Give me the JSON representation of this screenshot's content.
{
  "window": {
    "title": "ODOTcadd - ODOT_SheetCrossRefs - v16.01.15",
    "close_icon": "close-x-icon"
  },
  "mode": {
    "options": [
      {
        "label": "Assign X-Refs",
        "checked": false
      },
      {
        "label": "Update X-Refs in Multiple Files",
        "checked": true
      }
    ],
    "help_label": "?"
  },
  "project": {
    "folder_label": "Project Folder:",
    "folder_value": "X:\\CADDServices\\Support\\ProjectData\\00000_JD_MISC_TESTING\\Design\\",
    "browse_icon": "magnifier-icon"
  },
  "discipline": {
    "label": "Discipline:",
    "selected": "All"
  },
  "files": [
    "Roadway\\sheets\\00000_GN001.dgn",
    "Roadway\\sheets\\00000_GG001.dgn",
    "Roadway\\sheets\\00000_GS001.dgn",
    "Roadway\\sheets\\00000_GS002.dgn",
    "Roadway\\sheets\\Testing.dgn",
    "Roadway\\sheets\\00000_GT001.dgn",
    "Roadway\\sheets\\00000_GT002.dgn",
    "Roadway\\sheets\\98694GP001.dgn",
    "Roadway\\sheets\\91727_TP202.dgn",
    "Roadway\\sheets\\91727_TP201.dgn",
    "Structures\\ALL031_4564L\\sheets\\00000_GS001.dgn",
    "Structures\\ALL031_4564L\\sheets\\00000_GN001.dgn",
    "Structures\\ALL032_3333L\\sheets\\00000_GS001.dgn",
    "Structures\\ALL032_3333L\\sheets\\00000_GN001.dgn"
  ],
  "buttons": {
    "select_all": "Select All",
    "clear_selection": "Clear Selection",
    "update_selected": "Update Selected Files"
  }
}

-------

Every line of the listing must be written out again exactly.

Give me the JSON representation of this screenshot's content.
{
  "window": {
    "title": "ODOTcadd - ODOT_SheetCrossRefs - v16.01.15",
    "close_icon": "close-x-icon"
  },
  "mode": {
    "options": [
      {
        "label": "Assign X-Refs",
        "checked": false
      },
      {
        "label": "Update X-Refs in Multiple Files",
        "checked": true
      }
    ],
    "help_label": "?"
  },
  "project": {
    "folder_label": "Project Folder:",
    "folder_value": "X:\\CADDServices\\Support\\ProjectData\\00000_JD_MISC_TESTING\\Design\\",
    "browse_icon": "magnifier-icon"
  },
  "discipline": {
    "label": "Discipline:",
    "selected": "All"
  },
  "files": [
    "Roadway\\sheets\\00000_GN001.dgn",
    "Roadway\\sheets\\00000_GG001.dgn",
    "Roadway\\sheets\\00000_GS001.dgn",
    "Roadway\\sheets\\00000_GS002.dgn",
    "Roadway\\sheets\\Testing.dgn",
    "Roadway\\sheets\\00000_GT001.dgn",
    "Roadway\\sheets\\00000_GT002.dgn",
    "Roadway\\sheets\\98694GP001.dgn",
    "Roadway\\sheets\\91727_TP202.dgn",
    "Roadway\\sheets\\91727_TP201.dgn",
    "Structures\\ALL031_4564L\\sheets\\00000_GS001.dgn",
    "Structures\\ALL031_4564L\\sheets\\00000_GN001.dgn",
    "Structures\\ALL032_3333L\\sheets\\00000_GS001.dgn",
    "Structures\\ALL032_3333L\\sheets\\00000_GN001.dgn"
  ],
  "buttons": {
    "select_all": "Select All",
    "clear_selection": "Clear Selection",
    "update_selected": "Update Selected Files"
  }
}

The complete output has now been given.